Jesus refused to sanction their controlling thinking.
“Do not stop him, for the one who is not against you is for you.”
Rejoice that the work of God is done and that souls are being freed, even if the work is not done under your control or authority, by someone in your group, or under the same doctrinal and practical banner under which you minister.
A “Moment” of Blessing
On September 14, I had an amazing moment of worship. We had a ministry called Convoy of Hope come to Sioux City. You can watch a video of that here is you are interested. Twenty-seven churches from around Siouxland – Assembly, Reformed, Bible churches, the two SBC churches, and a wide variety of others – joined to provide around 1300 volunteers to minister to nearly 6000 poor and needy folk in Siouxland. We gave them fun, food, job counseling, family photos, haircuts, shoes for kids, medical/dental screenings (especially breast cancer screening for women) and a host of other benefits – all at no cost. Then, at the end we attempted to pray for them and share the gospel with them. Nearly 5000 allowed that spiritual contact and several made professions of faith.
The “moment” I spoke of happened on Friday night at our volunteer rally before the ministry on Saturday. Just about 1100 Christians from all over Sioux City were worshiping together as one. For two days, we were not Baptists or Charismatics or Methodist or Reformed or whatever. We were Christians ministering to needy people in the name of Christ. As we sang together, hands raised all over the stadium, I could only think that God was honored and glorified by the churches of Sioux City laying down their doctrinal distinctives for couple of days to unite in worship and in ministry.
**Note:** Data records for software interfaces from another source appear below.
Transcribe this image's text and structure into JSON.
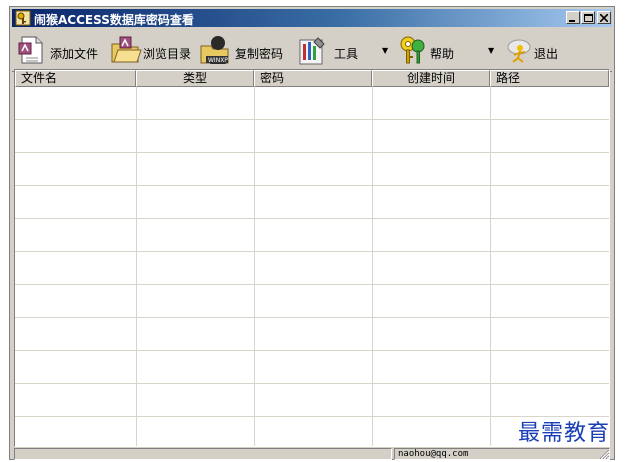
{
  "window": {
    "title": "闹猴ACCESS数据库密码查看"
  },
  "toolbar": {
    "buttons": [
      {
        "label": "添加文件",
        "icon": "add-file-icon"
      },
      {
        "label": "浏览目录",
        "icon": "browse-folder-icon"
      },
      {
        "label": "复制密码",
        "icon": "copy-password-icon"
      },
      {
        "label": "工具",
        "icon": "tools-icon"
      },
      {
        "label": "帮助",
        "icon": "help-keys-icon"
      },
      {
        "label": "退出",
        "icon": "exit-icon"
      }
    ],
    "dropdown_arrow": "▼"
  },
  "table": {
    "columns": [
      "文件名",
      "类型",
      "密码",
      "创建时间",
      "路径"
    ],
    "rows": []
  },
  "statusbar": {
    "left": "",
    "email": "naohou@qq.com"
  },
  "watermark": "最需教育",
  "colors": {
    "title_gradient_start": "#0a246a",
    "title_gradient_end": "#a6caf0",
    "face": "#d4d0c8",
    "watermark": "#1a3fb5"
  }
}
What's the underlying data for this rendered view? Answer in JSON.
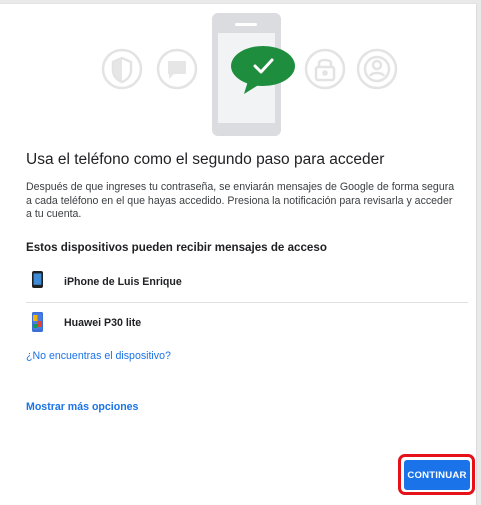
{
  "header": {
    "title": "Usa el teléfono como el segundo paso para acceder",
    "description": "Después de que ingreses tu contraseña, se enviarán mensajes de Google de forma segura a cada teléfono en el que hayas accedido. Presiona la notificación para revisarla y acceder a tu cuenta."
  },
  "devices": {
    "heading": "Estos dispositivos pueden recibir mensajes de acceso",
    "items": [
      {
        "name": "iPhone de Luis Enrique",
        "icon": "iphone-icon"
      },
      {
        "name": "Huawei P30 lite",
        "icon": "android-phone-icon"
      }
    ]
  },
  "links": {
    "not_found": "¿No encuentras el dispositivo?",
    "more_options": "Mostrar más opciones"
  },
  "actions": {
    "continue_label": "CONTINUAR"
  },
  "colors": {
    "accent": "#1a73e8",
    "check_bubble": "#1e8e3e",
    "highlight": "#e6121a"
  }
}
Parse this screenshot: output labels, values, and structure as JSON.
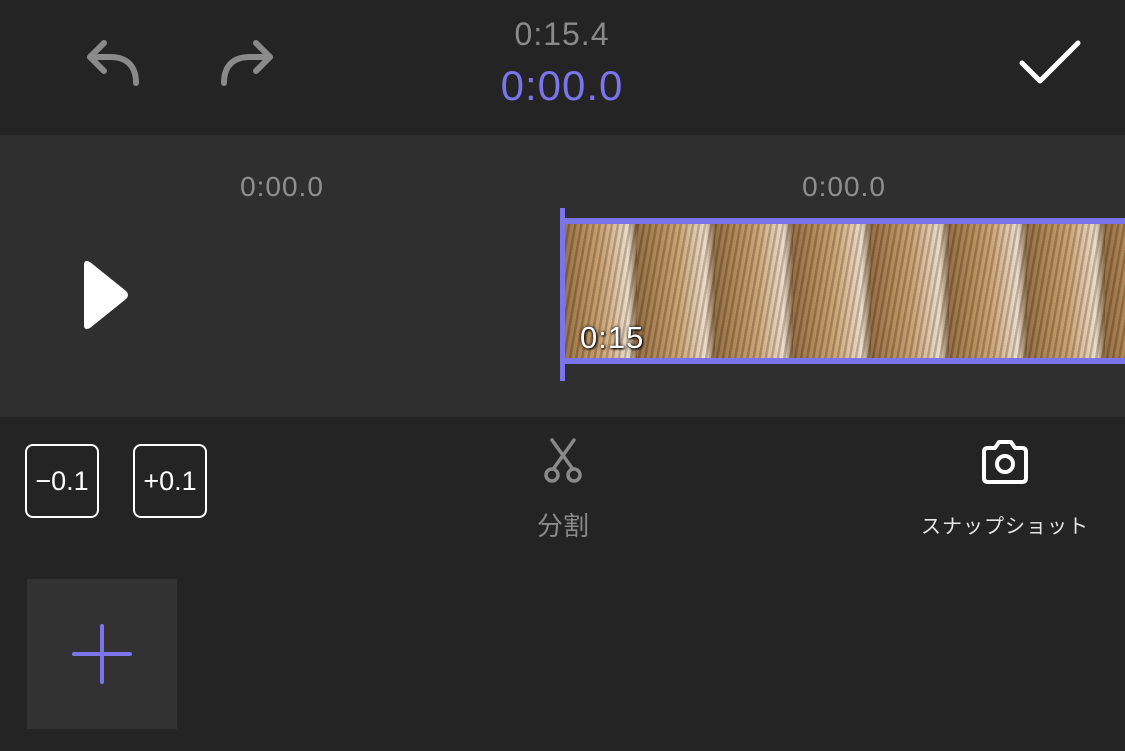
{
  "header": {
    "total_time": "0:15.4",
    "current_time": "0:00.0",
    "undo_icon": "undo-arrow-icon",
    "redo_icon": "redo-arrow-icon",
    "done_icon": "checkmark-icon"
  },
  "timeline": {
    "left_time": "0:00.0",
    "right_time": "0:00.0",
    "clip_duration": "0:15",
    "play_icon": "play-icon"
  },
  "tools": {
    "minus_label": "−0.1",
    "plus_label": "+0.1",
    "split_label": "分割",
    "split_icon": "scissors-icon",
    "snapshot_label": "スナップショット",
    "snapshot_icon": "camera-icon"
  },
  "add_tile": {
    "icon": "plus-icon"
  },
  "colors": {
    "accent": "#7b74ea",
    "background": "#242424",
    "timeline_bg": "#2f2f2f"
  }
}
Of course, all of these churches proclaim (with varying levels of effectiveness) the biblical gospel of salvation by grace through faith in Jesus Christ. This was not just a food-giveaway or social ministry. It was helping needy people with their physical needs so that we could also minister to their spiritual needs and tell them about Jesus. It was gospel-oriented social ministry. I would not have participated in some kind of ecumenical ministry that hid the gospel and pretended we were doing God’s work. Unity of the Spirit can only come with those who have been baptized in the Spirit upon their conversion to Christ.
But within this gospel group, there was a wide range of views on a wide range of subjects. Lots of charismatics with all their questionable theology. But if you ever worship with charismatics you will see a pure passion for Christ and his kingdom. Frankly, I love to worship with charismatics. Many lack discernment – that is true. But they also usually lack that critical, condescending, nit-picking, wet blanket theological perspective that so many in the Baptist world, especially the Baptist blogging world, exhibit.
The word of Jesus would be to accept our brothers and sisters in Christ, even those with whom we disagree, as full brothers and sisters, as fellow heirs of Christ! Your charismatic brethren are not psychics or psychotics. They may have some theological issues and lack discernment, but they are passionate followers of the same Christ you love. Reformed people (Baptist or otherwise) are not the enemy of the gospel. Non-Reformed people are not idiots who do not read or know how to interpret the Bible. They are your brothers in Christ.
The next time we disagree with someone, we would do well to remember the words of Jesus. If they aren’t against us (by denying the biblical gospel or the other fundamental doctrine) they are part of the family. Treat them as such. Even when you confront their doctrine, do so in love and honor.
Even your errant brethren are brethren! Treat them as if they are what God says they are.